**TASK DETAILS**
Using the records beneath, say how many lines contain the word "Network", without comment.

★ ★ ★ ★ ★

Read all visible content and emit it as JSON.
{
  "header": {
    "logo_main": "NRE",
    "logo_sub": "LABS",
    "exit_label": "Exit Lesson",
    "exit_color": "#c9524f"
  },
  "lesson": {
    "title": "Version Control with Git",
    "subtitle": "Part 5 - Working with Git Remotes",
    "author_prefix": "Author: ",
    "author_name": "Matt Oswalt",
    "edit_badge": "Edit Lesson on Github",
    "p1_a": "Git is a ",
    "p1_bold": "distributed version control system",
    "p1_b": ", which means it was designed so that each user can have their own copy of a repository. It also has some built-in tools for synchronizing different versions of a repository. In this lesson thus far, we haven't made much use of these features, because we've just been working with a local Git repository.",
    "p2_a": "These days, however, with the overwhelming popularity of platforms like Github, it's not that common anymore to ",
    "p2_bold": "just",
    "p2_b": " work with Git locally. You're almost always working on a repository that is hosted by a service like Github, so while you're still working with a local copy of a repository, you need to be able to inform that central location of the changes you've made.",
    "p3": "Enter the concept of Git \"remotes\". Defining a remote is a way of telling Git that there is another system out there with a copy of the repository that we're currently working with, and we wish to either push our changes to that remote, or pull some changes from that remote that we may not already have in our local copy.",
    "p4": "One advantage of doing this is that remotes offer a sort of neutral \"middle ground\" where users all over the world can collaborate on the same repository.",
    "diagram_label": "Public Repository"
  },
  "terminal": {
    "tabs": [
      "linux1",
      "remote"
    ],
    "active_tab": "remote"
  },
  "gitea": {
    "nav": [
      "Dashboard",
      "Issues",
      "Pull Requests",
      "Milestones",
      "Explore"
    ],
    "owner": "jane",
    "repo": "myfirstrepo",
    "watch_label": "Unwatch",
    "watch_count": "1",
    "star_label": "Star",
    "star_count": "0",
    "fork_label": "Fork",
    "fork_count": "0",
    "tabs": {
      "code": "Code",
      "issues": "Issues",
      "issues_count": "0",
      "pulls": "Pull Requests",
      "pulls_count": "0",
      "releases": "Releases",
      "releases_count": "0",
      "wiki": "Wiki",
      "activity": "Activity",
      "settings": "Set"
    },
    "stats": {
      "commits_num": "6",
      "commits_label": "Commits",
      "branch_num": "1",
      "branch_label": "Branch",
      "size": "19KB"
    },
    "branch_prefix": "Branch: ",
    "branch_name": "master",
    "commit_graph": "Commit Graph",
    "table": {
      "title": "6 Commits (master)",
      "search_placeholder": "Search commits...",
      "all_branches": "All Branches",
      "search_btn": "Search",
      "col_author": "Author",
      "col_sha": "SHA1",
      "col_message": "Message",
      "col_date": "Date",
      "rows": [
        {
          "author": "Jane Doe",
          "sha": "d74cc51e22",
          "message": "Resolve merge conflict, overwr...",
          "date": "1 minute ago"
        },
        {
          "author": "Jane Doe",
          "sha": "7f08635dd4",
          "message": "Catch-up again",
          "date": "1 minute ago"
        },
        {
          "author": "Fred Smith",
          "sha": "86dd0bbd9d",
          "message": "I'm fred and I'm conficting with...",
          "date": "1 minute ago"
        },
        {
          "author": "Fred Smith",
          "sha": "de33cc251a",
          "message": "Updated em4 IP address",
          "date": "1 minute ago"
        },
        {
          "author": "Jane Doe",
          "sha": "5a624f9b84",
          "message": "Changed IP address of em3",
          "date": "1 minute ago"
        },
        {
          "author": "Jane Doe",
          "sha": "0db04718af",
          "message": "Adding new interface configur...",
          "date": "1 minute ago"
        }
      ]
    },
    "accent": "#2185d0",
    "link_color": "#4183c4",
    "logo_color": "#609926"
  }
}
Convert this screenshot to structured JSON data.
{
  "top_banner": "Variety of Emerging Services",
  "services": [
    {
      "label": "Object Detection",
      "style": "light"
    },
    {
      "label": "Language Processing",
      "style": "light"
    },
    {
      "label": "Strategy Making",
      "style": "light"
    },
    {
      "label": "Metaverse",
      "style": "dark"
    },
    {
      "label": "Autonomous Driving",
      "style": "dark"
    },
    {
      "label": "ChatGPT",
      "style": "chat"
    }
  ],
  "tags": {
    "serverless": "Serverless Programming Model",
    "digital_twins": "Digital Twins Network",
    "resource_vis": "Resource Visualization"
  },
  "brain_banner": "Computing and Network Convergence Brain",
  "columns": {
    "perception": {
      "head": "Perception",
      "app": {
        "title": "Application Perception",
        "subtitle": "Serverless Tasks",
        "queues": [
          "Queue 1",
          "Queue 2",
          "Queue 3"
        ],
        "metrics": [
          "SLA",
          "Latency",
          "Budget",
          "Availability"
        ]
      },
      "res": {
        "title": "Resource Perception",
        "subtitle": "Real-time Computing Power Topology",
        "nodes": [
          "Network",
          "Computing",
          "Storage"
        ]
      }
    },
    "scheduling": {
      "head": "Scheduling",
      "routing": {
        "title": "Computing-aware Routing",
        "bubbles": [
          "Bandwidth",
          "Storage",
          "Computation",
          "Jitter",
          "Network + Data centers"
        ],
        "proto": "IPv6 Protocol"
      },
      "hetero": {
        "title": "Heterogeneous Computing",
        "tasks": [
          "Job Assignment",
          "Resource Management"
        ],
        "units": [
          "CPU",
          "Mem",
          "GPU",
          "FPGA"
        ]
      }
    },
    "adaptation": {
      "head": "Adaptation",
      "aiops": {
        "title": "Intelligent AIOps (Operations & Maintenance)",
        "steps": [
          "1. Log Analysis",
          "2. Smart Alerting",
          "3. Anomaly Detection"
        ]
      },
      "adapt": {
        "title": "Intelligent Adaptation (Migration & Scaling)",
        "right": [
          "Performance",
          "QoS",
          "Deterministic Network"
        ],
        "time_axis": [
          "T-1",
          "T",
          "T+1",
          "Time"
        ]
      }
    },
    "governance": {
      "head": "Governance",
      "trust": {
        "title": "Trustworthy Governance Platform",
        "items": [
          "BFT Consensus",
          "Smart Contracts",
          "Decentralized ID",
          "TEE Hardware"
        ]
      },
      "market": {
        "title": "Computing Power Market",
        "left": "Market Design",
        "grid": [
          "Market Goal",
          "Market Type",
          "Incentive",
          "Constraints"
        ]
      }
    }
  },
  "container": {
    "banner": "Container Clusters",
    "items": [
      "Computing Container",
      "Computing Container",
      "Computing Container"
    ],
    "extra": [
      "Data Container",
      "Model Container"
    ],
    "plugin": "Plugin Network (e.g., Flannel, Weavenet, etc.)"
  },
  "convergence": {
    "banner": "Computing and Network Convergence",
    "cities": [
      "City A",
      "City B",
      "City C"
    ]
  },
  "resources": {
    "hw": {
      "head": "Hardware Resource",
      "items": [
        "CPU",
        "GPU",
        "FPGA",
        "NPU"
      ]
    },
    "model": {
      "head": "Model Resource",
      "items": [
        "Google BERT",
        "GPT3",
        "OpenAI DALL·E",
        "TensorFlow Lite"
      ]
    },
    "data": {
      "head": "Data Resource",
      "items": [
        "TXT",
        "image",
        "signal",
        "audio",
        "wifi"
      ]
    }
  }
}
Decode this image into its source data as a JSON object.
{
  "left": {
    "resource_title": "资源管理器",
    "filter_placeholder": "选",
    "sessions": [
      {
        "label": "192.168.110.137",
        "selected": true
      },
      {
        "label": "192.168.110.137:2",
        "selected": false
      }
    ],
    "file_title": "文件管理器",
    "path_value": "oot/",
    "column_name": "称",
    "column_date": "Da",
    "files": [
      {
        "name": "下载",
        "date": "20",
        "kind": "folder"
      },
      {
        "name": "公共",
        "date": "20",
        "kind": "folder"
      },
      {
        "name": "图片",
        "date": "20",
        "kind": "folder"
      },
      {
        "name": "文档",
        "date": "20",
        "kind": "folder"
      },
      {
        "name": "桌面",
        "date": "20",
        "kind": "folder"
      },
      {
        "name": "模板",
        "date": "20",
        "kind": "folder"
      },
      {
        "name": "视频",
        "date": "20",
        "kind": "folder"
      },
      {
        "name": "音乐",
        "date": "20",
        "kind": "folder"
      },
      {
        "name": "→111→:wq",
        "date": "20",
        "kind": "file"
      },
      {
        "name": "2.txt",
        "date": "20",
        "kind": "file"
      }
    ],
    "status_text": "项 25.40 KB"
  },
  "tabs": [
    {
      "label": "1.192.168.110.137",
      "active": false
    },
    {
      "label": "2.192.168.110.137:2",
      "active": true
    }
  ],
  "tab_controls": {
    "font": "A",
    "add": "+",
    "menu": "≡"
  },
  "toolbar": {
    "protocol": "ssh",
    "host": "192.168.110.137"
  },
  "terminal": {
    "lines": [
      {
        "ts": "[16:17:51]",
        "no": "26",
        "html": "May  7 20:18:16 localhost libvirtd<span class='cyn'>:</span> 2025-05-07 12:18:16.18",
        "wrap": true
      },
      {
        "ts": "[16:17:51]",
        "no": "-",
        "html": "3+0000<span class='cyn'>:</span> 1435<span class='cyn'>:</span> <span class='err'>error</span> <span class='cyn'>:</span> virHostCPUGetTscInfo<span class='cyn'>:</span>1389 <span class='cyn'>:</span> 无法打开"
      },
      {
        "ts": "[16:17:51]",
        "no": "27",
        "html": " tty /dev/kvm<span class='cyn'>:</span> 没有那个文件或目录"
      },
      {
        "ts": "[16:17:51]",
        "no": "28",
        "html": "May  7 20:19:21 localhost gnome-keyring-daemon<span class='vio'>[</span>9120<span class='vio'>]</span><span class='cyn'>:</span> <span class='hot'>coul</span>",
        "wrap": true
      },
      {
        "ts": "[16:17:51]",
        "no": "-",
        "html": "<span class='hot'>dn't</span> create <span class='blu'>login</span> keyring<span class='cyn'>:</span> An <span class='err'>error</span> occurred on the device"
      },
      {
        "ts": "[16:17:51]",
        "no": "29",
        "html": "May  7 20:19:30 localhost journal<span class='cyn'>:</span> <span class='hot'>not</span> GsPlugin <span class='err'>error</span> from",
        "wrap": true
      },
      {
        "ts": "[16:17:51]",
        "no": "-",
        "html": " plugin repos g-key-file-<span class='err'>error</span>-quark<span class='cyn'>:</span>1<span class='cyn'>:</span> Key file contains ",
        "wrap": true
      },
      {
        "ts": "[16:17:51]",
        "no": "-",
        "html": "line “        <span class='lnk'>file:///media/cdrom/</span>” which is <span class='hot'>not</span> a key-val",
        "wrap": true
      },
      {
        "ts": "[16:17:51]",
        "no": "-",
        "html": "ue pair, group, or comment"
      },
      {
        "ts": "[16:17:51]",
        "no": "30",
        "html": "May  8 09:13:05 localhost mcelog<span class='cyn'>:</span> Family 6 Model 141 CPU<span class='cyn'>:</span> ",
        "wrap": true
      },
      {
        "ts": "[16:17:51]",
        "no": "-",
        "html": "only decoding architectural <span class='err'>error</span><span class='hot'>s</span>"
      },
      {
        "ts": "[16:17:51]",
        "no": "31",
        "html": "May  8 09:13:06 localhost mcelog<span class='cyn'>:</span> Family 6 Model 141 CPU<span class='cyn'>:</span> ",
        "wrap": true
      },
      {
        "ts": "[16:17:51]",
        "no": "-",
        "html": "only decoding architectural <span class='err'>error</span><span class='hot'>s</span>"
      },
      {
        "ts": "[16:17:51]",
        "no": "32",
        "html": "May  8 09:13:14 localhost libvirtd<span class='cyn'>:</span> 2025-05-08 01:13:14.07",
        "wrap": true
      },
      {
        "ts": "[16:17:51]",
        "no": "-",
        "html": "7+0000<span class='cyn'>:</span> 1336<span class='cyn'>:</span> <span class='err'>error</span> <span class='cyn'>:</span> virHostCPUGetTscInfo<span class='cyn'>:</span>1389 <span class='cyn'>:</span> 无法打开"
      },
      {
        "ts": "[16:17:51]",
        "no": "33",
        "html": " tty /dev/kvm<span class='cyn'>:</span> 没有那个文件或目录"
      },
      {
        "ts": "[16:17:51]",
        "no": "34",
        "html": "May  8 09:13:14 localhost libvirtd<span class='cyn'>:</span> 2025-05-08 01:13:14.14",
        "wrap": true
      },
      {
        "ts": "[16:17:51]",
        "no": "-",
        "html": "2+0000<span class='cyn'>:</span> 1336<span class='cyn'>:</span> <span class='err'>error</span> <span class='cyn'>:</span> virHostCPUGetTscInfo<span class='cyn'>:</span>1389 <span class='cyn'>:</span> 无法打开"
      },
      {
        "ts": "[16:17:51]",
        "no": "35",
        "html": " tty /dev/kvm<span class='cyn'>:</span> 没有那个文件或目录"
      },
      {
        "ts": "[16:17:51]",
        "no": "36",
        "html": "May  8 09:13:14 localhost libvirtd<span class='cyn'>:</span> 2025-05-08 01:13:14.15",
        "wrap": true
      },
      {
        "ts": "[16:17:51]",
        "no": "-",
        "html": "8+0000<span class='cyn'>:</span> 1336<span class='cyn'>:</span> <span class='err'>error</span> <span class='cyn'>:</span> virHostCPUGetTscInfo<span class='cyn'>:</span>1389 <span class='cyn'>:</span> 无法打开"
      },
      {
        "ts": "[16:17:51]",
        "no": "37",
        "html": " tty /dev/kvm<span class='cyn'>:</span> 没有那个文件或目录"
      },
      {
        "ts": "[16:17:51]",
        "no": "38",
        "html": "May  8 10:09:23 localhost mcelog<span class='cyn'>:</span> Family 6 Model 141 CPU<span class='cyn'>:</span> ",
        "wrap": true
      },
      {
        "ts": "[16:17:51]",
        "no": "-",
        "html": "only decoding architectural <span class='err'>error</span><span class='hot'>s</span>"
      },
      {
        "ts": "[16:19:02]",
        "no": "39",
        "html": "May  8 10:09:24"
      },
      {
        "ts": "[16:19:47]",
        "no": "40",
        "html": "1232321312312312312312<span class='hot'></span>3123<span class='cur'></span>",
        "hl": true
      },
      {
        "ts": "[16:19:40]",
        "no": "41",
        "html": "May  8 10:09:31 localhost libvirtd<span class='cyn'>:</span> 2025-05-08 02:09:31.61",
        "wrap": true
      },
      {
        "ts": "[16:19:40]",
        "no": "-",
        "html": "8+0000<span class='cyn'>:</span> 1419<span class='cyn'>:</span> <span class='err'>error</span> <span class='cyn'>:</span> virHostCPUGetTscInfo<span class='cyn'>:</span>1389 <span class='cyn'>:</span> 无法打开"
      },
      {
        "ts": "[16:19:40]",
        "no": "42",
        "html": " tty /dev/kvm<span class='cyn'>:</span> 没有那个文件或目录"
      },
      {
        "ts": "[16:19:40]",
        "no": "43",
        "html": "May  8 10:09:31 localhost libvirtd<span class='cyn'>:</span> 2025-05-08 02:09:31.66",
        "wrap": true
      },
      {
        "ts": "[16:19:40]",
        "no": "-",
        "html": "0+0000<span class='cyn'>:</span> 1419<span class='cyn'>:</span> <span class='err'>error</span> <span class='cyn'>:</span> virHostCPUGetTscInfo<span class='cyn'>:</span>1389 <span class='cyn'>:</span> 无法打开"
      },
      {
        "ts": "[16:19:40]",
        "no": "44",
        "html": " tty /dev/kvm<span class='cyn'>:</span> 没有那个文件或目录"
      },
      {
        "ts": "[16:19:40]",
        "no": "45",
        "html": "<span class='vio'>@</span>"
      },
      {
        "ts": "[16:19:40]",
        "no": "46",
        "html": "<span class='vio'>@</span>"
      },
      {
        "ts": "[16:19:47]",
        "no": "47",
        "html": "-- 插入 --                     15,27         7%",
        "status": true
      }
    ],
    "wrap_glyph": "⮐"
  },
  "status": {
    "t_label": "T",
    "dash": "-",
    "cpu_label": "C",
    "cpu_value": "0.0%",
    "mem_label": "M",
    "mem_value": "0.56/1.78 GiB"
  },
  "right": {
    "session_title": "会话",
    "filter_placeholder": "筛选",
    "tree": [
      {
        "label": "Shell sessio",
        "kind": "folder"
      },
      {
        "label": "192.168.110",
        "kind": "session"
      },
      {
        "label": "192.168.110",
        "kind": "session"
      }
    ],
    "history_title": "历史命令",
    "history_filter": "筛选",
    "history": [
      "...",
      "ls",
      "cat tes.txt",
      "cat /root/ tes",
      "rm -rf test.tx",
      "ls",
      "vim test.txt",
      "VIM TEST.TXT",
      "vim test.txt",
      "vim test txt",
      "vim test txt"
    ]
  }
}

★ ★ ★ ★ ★

**EXERCISE RESULT**
7